What is LASIK?
LASIK stands for "Laser-Assisted In Situ Keratomileusis" and is a procedure that permanently changes the shape of the cornea, the clear covering of the front of the eye, using an excimer laser. LASIK is intended to reduce your dependency on glasses or contact lenses for patients who are nearsighted, farsighted, or who have astigmatism.
LASIK laser vision correction at Eye Excellence Vision Center in Houston, Texas is blade-free. Two different lasers are used to perform the procedure. The first laser is used to make the flap, while the second laser is used to perform the actual correction. LASIK is done using a topical anesthetic drop. The patient remains awake during the LASIK procedure and will have a short recovery time after it is completed. LASIK is fast and in most cases pain free. LASIK procedures typically take less than 15 minutes, and we can perform LASIK at either of our Houston, Texas locations in the Museum District or the Hospital District. The patient will lie down in a reclining chair in a room containing the two laser systems. This includes two large machines with microscopes and computer screens attached to it.
A numbing drop will be placed in the patient’s eye, the area around the eye will be cleaned, and an instrument called a lid speculum will be used to hold the eyelids open. At Eye Excellence in Houston, the doctor will use a laser, instead of a mechanical microkeratome, to create a protective flap on the cornea. The patient’s vision will dim and slight pressure may be felt, but usually no discomfort. Laser energy is focused inside the corneal tissue at an exact depth, creating thousands of small bubbles of gas and water that help create the flap. The bubbles create a fine layer of perforation at the intended depth, which becomes the separation plane of the corneal flap.

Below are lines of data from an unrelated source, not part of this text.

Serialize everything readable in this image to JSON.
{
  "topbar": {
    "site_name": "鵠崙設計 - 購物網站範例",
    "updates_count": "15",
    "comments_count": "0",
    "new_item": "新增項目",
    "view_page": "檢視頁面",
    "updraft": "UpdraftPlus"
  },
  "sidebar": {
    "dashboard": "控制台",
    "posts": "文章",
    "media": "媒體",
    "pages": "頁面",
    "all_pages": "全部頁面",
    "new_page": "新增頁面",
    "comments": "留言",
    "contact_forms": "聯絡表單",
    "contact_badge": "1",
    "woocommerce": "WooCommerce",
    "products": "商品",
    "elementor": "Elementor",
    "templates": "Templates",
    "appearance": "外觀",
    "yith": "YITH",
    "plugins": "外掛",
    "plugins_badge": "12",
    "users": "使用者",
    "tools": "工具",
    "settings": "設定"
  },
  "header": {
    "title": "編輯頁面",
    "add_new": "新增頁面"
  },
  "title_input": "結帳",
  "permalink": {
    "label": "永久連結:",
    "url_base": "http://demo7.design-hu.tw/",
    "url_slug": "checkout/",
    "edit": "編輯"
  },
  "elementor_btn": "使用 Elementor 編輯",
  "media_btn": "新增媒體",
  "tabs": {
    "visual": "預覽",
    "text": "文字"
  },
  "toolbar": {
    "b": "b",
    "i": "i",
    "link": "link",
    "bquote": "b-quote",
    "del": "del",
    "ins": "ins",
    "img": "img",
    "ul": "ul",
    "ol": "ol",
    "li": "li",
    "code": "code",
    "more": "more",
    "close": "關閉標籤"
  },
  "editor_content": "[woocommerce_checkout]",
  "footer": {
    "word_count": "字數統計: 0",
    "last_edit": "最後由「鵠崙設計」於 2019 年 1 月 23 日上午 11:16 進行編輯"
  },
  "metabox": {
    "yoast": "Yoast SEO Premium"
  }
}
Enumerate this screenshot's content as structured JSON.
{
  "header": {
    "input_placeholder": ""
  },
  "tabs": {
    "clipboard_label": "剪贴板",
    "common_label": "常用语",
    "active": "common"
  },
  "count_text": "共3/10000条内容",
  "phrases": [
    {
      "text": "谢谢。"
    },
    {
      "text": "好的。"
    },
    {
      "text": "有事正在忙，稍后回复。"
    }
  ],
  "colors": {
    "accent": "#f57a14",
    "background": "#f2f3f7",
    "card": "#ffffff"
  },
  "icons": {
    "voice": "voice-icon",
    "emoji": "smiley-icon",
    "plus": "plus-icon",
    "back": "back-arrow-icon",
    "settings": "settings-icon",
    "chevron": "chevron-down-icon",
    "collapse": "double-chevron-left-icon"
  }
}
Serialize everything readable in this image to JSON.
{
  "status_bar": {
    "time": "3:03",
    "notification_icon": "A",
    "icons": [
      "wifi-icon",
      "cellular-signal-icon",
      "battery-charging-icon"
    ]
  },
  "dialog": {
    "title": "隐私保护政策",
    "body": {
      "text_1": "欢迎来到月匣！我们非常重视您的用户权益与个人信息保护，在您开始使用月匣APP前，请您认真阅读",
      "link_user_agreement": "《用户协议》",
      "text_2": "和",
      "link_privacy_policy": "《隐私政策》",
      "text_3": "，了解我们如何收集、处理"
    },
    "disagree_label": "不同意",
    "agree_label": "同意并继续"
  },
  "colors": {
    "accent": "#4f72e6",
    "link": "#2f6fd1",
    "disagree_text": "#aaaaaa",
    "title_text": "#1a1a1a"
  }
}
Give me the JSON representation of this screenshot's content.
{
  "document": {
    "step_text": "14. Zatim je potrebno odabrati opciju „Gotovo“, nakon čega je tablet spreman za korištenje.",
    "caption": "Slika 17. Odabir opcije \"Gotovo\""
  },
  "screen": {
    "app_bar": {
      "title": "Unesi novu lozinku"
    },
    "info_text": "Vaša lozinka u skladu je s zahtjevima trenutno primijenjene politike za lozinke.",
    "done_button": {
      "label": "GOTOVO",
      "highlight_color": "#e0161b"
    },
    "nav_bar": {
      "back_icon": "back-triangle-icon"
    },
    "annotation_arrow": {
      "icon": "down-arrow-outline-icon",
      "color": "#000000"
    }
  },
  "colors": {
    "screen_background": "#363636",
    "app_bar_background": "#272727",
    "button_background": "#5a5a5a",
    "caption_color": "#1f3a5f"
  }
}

The patient will be able to see, but will experience fluctuating degrees of blurred vision during the rest of the procedure. The doctor will then lift the flap and fold it back on its hinge, and dry the exposed tissue. Next, the excimer laser will be positioned over the eye and the patient will be asked to stare at a light. This light is to help keep the eye fixed on one spot once the laser comes on. If the eye moves, the laser has a state of the art eye tracker that will track all of your eyes movements. If your eye moves off center, the laser will stop automatically. The laser is programmed to restart and continue treatment where it left off once the eye is realigned.
When the eye is in the correct position, your doctor will start the laser. At this point in the surgery, the patient may become aware of new sounds and odors. The pulse of the laser makes a ticking sound. A computer controls the amount of laser energy delivered to the eye. Before the start of surgery, your doctor will have programmed the laser to make precise levels of correction based on the measurements taken prior to surgery. After the pulses of laser energy reshapes your cornea, the protective flap is put back into position, adhering almost immediately.
A shield or glasses will be placed over the eye(s) at the end of the procedure as protection, since no stitches are used to hold the flap in place. It is important for the patient to wear this shield or glasses to prevent rubbing the eye(s) and putting pressure on the eye while they sleep, and to protect the eye from accidentally being hit or poked until the flap has healed.
What Kind of Results Should I Expect?
At Eye Excellence, LASIK resulting in 20/20 and even beyond is always the goal. While LASIK surgery does not promise every patient 20/20 vision, it most often significantly improves some aspects of vision. LASIK surgery is very specific in the way it reshapes the cornea. It can correct nearsightedness, farsightedness or even astigmatism.
FDA clinical study data presented at a recent American Society of Cataract & Refractive Surgeons Conference (ASCRS) indicated that 98% of the clinical study participants could see 20/20 or better after LASIK.
Is LASIK Right For Me?
Eye Excellence Vision Center in Houston invites you to take advantage of our free LASIK screening. If glasses or contact lenses make your vision significantly better, you are likely to be an excellent candidate for LASIK surgery. If your problem is caused by something other than the shape of your cornea, such as a cataract or a retinal disorder, LASIK surgery is not appropriate. If you are not a LASIK candidate, don’t be discouraged as there are many LASIK alternatives that Eye Excellence will be happy to review with you. You can also take the preliminary LASIK self-evaluation located under the LASIK tab of this website.